Search the records for the string "this" and return each line that has it.

[Extracted records]
────

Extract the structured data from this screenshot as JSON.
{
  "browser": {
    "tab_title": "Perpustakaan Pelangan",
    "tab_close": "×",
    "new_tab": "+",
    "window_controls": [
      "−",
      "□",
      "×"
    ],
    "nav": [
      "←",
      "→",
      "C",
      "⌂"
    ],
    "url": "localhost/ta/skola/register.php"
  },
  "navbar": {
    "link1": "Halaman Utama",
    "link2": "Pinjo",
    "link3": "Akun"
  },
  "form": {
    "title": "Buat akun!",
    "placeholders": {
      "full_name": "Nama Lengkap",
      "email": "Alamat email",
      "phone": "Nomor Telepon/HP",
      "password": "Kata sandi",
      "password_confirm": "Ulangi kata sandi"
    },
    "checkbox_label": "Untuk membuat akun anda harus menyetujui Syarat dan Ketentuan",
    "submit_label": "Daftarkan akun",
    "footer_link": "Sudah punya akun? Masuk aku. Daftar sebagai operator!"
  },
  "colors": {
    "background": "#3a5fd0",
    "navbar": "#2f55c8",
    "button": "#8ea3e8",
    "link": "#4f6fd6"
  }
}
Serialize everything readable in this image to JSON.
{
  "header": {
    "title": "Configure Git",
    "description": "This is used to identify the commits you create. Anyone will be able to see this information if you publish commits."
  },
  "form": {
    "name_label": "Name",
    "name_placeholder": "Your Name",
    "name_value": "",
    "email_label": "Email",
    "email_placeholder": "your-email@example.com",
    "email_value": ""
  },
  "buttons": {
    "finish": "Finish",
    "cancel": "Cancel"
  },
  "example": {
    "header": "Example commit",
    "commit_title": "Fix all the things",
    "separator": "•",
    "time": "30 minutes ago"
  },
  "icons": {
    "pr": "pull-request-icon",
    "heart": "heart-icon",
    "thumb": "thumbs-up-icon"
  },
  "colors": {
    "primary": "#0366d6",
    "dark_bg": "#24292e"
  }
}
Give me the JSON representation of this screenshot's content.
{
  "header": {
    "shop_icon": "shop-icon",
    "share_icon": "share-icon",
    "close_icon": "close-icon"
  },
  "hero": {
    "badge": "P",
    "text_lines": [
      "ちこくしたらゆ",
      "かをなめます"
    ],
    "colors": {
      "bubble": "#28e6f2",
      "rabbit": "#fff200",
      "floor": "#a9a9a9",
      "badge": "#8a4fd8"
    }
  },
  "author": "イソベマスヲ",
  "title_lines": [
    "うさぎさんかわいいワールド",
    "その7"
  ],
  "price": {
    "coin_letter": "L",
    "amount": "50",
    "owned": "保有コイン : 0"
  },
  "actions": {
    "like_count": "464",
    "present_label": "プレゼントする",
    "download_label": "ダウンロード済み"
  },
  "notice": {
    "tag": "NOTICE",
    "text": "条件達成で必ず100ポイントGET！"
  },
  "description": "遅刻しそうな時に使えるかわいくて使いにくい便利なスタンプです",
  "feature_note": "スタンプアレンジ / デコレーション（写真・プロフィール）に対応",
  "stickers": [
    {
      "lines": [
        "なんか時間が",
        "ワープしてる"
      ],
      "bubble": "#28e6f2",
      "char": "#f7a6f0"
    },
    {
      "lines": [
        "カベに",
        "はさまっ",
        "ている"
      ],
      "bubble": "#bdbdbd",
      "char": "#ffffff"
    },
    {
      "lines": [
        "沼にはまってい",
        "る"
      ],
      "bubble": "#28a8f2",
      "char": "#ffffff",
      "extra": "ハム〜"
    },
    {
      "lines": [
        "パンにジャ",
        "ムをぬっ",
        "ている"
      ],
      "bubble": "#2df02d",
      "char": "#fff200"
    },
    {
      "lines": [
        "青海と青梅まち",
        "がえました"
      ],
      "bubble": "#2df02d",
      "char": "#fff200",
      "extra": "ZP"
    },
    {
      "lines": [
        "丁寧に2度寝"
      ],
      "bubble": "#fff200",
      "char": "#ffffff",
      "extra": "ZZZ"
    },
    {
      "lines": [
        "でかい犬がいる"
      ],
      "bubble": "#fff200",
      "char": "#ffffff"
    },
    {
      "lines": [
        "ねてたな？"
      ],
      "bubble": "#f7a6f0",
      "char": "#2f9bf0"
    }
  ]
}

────

— Solved problem —
Extract the structured data from this screenshot as JSON.
Serialize everything readable in this image to JSON.
    "description": "This is used to identify the commits you create. Anyone will be able to see this information if you publish commits."
Give me the JSON representation of this screenshot's content.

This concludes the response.